__WHAT IS BEING ASKED__.
Filter out all lines without the word "Minimum" from the data below, please, and copy the rest.
====== RECORD EXTRACTS
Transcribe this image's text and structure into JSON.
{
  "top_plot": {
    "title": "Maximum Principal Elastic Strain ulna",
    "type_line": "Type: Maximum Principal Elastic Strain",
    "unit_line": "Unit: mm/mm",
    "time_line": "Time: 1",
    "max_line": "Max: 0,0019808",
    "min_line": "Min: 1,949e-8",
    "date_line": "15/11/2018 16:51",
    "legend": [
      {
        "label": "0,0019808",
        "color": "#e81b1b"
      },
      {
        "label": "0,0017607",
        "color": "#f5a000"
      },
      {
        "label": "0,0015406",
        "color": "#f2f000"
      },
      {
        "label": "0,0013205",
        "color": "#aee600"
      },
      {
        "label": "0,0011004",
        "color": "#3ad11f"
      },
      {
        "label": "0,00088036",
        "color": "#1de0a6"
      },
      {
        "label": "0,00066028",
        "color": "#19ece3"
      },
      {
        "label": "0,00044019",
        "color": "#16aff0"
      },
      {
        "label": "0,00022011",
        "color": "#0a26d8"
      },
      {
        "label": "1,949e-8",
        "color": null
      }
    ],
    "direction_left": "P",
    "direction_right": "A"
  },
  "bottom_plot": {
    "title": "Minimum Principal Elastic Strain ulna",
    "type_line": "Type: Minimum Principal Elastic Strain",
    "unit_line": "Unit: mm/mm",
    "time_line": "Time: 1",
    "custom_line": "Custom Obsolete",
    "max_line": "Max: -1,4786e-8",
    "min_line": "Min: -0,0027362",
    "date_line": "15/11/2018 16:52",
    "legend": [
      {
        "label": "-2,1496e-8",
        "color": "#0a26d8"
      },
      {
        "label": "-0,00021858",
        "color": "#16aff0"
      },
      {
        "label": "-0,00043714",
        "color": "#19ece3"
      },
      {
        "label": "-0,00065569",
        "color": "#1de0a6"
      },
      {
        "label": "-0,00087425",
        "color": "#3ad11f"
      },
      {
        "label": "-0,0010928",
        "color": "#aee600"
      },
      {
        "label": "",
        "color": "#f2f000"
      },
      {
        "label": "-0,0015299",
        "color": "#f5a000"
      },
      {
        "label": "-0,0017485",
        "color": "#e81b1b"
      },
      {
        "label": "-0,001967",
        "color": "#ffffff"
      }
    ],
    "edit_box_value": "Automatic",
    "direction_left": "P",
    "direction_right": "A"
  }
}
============
__RESPONSE TO THE TASK__.
    "title": "Minimum Principal Elastic Strain ulna",
    "type_line": "Type: Minimum Principal Elastic Strain",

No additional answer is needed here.